Luigi Naldi, MD
Centro Studi GISED
Coronavirus Disease 2019 (COVID‐19)‐Associated Hospitalization and Mortality in Patients with Psoriasis: A Population‐Based Study. Khalaf Kridin, Yochai Schonmann, Dana Tzur Bitan et al. American Journal of Clinical Dermatology https://doi.org/10.1007/s40257-021-00605-8
The safety of treatment for immune-mediated diseases like psoriasis during the COVID-19 pandemic is a matter of concern. In an Israeli population-based nested case-control study using the Clalit Health Services database, 3,151 patients with psoriasis that tested positive for SARS-CoV-2 infection were identified. Of these, 332 (10.5%) were hospitalized due to COVID-19, with 51 (1.6%) dying of the disease. The adjusted odds ratio (OR) for hospitalization from COVID-19 in oral methotrexate users (n. 44) was 2.30 (95% CI, 1.11-4.78), while biologic drug users (n. 74) had an OR of 0.75 (95% CI, 0.32- 1.73). No association was documented for COVID-19 mortality. Older age, comorbid cardiovascular diseases, metabolic syndrome, chronic obstructive pulmonary disease, and chronic renal failure independently predicted COVID-19-associated hospitalization and mortality. These results are at variance with data from other studies, such as a population-based Danish study (Nørgård BM et al. Br J Clin Pharmacol. 2021;87:2111–2120) showing, in multivariate analysis, no increased risk of hospitalization for COVID-19 in patients treated with methotrexate (n = 17,977), anti-TNF-α agents (n = 17,857), and anti-interleukin therapeutic agents (n = 3744), compared to the rest of the Danish population.
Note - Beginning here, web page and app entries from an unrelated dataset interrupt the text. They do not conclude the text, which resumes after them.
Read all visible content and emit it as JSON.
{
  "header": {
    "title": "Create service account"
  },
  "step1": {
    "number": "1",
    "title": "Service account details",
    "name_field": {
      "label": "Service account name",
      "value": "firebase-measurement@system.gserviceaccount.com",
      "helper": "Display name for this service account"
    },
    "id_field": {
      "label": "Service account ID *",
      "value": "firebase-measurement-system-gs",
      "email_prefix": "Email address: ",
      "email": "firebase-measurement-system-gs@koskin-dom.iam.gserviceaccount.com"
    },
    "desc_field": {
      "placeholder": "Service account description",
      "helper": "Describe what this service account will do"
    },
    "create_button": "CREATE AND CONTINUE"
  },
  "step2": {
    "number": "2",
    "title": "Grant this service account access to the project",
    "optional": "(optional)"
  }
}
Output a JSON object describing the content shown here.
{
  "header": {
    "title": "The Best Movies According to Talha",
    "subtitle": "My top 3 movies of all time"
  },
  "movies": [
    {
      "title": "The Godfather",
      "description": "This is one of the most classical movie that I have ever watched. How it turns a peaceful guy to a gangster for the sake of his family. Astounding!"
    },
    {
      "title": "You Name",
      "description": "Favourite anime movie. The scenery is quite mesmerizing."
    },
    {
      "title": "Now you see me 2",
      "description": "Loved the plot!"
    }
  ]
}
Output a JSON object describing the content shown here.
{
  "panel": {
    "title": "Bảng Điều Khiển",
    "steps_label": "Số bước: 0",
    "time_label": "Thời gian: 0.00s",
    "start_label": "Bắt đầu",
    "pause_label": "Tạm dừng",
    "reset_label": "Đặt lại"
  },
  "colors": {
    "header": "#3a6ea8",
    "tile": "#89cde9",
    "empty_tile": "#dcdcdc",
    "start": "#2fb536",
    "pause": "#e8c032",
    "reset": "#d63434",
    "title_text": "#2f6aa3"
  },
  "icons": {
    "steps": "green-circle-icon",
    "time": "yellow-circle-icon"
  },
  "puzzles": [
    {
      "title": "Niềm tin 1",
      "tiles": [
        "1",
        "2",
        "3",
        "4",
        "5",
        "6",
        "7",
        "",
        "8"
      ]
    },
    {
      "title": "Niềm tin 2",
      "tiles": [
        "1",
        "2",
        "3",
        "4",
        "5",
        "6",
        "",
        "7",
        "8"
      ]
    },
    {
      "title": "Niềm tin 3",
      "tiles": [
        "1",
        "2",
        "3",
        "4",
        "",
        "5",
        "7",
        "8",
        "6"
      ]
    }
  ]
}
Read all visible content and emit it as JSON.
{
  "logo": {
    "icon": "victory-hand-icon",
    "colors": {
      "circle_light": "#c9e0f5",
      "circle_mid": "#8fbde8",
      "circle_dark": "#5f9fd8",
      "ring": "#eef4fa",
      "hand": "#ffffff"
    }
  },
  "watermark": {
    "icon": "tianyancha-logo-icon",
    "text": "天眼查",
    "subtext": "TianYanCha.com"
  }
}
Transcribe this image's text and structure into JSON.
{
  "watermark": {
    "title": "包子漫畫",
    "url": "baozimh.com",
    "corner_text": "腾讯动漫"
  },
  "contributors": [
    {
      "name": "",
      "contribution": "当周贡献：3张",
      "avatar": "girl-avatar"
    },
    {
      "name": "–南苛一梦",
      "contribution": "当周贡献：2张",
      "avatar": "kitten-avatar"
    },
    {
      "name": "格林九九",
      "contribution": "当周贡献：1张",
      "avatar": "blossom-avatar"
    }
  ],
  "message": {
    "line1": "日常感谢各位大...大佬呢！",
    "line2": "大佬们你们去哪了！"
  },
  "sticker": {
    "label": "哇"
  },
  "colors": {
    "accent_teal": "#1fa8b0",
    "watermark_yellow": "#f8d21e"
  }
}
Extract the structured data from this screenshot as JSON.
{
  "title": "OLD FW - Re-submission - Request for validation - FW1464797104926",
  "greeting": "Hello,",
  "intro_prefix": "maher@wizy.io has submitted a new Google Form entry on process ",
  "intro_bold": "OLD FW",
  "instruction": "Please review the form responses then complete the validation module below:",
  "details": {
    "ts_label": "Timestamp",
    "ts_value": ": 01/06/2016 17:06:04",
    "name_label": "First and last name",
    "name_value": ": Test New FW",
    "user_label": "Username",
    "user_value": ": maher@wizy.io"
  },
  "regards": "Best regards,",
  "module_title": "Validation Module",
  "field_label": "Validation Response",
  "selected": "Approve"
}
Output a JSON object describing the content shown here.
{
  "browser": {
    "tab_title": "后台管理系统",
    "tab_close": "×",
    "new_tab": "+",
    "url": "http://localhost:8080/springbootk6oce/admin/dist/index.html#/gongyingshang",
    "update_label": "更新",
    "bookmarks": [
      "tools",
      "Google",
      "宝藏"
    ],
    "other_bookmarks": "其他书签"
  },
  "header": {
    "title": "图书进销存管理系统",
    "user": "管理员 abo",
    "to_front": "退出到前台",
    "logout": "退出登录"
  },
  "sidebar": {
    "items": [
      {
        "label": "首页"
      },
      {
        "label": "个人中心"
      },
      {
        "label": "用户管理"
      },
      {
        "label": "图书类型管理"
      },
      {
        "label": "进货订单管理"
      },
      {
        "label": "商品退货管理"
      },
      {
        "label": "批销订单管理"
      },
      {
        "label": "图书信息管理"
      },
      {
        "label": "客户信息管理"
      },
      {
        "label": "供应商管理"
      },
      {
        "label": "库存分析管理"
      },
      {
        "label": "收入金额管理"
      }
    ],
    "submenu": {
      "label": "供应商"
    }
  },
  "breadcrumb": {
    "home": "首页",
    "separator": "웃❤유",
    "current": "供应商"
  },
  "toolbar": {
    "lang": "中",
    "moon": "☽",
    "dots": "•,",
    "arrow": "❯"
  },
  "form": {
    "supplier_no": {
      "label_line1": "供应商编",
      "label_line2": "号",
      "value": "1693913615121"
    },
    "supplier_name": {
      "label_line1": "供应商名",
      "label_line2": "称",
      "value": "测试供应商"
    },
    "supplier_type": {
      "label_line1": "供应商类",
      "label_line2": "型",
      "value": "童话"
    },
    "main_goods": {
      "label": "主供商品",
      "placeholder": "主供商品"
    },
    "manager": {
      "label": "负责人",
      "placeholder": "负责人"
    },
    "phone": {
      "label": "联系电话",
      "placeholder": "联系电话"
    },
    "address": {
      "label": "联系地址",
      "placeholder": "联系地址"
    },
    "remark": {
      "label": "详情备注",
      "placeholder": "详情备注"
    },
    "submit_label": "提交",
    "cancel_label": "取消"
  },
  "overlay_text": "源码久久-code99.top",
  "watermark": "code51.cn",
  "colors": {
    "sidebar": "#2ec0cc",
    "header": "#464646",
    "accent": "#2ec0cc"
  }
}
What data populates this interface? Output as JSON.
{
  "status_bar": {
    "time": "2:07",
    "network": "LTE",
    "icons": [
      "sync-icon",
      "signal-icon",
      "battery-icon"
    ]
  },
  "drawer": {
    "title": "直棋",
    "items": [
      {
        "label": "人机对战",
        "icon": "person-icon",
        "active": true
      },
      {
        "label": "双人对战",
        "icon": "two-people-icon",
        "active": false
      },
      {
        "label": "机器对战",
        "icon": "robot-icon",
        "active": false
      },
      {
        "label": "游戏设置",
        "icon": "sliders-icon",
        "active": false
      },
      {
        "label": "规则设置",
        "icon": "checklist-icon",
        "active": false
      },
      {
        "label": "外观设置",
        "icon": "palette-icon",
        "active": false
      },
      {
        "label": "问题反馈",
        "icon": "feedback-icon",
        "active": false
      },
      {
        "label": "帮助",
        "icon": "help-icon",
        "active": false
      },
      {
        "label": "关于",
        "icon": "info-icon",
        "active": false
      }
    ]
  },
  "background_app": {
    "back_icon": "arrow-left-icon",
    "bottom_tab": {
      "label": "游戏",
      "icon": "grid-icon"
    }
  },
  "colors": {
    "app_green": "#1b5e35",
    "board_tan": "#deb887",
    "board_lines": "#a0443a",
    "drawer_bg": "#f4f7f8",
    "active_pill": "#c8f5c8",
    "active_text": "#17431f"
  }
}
It is unclear if methotrexate, by means different from oral intake, was considered in the Israeli study. Moreover, the restriction of the Israeli study to SARS-CoV-2 infected patients does not allow evaluation of the rate of infection in different treatment groups. Among SARS-CoV-2 infected patients, more patients were treated with biologics than by methotrexate. I wonder if these proportions reflect the proportion of drug use in the underlying psoriasis population at large. Finally, the exposure to drugs in clinical practice is not a random process, and variables affecting prescription may also be linked to specific outcomes of interest. For example, socioeconomic factors may be related to both methotrexate prescription and COVID-19 outcome.
Methotrexate is a popular and long-used drug in psoriasis treatment. In systematic reviews, methotrexate has not been previously shown to increase the risk of severe infections and viral infections in psoriasis (J Clin Med. 2019; 8:15). Interestingly, methotrexate induces the generation of adenosine, which has been shown to inhibit lung inflammation in experimental models and to mitigate the expression of angiotensin-converting enzyme 2 (ACE2) in epithelial cells. There are reports of patients treated with methotrexate who remained healthy despite prolonged, close contact to SARS-CoV-2- infected individuals (Schälter et al. Arthritis Res Ther 2021, 23:166). On the other hand, methotrexate may not inhibit the hyper-inflammatory response in infected patients.
All in all, the impact of methotrexate exposure during the COVID-19 pandemic remains to be precisely defined. At this stage, in my opinion, no modifications in the management strategies are advisable, while intensive surveillance and structured data collection are advocated.